These are not the only names one will encounter. Others include “muted” and “antique.” But the idea is the same – in all cases these terms refer to the same tartan produced in differing shades of the same general colors. by Matthew Newsome ©2008reproduction of the Christina Young arisaid, c. 1729, on display in the Scottish Tartans Museum.Other terms refer to different tartans entirely, however. The most common of these would be “hunting” and “dress.” Again, these names give rise to much confusion. The person hearing them for the first time would naturally assume that one went hunting in a “hunting tartan” and that “dress tartans” are for formal occasions. Such is not the case.
Generally speaking, a hunting tartan is simply a tartan that is based more in greens and blues, and often browns. Some clans, such as Armstrong or Campbell, do not have “hunting” tartans – their ordinary clan tartan is already in these colors. Other clans, such as MacLean or MacKinnon, have a red-based tartan as their primary one, and have hunting tartans which can be worn as an alternative. So the term “hunting” here refers to the fact that these tartans tend to be more muted in color, and has nothing to do with the actual usage of the tartan. And there is no reason at all why one could not wear a kilt in a hunting tartan to a formal occasion. What makes a Highland outfit formal or casual are the various accessories worn with the kilt – not the tartan of which the kilt is made.
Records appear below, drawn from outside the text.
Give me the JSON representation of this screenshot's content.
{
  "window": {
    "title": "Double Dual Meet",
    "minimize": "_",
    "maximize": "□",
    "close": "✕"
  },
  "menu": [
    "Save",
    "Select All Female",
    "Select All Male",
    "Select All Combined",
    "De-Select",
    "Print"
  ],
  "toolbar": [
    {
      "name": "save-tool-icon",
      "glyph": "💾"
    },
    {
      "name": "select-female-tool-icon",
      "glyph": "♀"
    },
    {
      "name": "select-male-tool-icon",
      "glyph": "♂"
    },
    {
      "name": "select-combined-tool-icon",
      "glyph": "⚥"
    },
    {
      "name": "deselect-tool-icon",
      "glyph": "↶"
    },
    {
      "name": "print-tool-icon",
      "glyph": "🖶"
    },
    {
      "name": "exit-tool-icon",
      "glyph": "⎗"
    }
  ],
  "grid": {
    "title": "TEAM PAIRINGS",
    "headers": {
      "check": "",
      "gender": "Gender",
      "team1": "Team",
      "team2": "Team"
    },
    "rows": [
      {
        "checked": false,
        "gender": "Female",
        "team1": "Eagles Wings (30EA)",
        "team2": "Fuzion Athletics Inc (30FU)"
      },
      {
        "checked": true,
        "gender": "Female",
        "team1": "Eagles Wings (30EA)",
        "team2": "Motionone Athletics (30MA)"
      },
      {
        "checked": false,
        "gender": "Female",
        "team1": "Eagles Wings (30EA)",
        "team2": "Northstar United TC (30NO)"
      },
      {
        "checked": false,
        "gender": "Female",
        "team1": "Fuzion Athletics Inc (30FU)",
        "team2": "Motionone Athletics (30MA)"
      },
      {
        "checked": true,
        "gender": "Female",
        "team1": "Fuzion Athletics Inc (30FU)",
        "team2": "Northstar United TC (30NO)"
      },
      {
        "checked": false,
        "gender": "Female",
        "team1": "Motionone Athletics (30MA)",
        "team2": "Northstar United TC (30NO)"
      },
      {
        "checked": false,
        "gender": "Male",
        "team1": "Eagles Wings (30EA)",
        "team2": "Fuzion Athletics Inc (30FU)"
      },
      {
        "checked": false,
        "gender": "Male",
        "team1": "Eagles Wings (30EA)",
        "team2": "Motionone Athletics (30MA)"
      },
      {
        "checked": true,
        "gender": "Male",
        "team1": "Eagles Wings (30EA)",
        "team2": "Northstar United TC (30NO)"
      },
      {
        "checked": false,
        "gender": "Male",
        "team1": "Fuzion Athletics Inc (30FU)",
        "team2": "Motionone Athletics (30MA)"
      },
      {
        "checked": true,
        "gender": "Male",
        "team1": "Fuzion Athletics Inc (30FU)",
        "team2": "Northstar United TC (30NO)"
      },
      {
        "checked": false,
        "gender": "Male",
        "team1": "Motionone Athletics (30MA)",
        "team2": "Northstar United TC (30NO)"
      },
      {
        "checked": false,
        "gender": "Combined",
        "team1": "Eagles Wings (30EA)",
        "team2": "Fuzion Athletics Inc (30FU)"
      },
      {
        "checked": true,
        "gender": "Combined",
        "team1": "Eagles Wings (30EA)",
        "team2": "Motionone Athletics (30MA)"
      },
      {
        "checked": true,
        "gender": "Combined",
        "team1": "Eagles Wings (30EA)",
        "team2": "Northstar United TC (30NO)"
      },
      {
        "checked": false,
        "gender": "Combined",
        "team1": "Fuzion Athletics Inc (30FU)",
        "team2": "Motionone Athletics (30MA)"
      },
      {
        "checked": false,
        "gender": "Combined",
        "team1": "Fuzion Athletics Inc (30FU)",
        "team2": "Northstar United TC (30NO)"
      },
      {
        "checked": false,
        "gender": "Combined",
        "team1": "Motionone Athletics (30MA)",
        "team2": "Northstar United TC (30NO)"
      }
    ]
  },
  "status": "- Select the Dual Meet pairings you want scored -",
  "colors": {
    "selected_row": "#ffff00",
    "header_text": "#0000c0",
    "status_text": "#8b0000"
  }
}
Which leads to the subject of “dress” tartans. Again, generally speaking, a dress tartan is simply a tartan using white as one of the primary colors. There are exceptions to this rule. The Dress MacLeod tartan is a yellow tartan, for example. The inspiration for dress tartans goes back to eighteenth century women’s fashion. It was typical at that time for women to wear an earasaid (a large wrap) made from a white or cream based tartan. The modern concept of dress tartans hearkens back to this fashion, and many dress tartans are simply versions of the standard clan tartan with a main color changed to white, or extra white added to the pattern.
For this reason, some have suggested that dress tartans ought to be worn only be women. Certainly they are the most popular among women, but there is no real reason why a man could not wear a dress tartan if he so chose.
Dress tartans are also sometimes called “dancers’ tartans” because Highland dancers typically wear dress tartans in their kilts. However, the phrase “dancers’ tartan” generally implies that the design was created specifically for dancing, and these will frequently incorporate feminine colors not usually seen in clan tartans, such as teal and lavender. These are also frequently fashion tartans.
A fashion tartan is a tartan that is produced and worn without any authorization from a governing agent. By that I mean the chief in regard to clan tartans, or a CEO for a corporate tartan, or a local government for a district tartan. Tartans with the express approval of such an authority are “official” in the sense that they are authorized by the body they are meant to represent. If a tartan has no approval, it is termed a fashion tartan.
This is sometimes confused with the term “bumbee,” which is slag for an unnamed tartan pattern, as one might find in a general fabric outlet, or being used in general fashion. As in, “I like that flannel shirt you are wearing, what tartan is it made from?” “Oh, this? It’s just a bumbee tartan.”
Those are some of the terms that one encounters most frequently when discussing tartan. Hopefully this little lexicon may help to clear up some confusion among the ranks!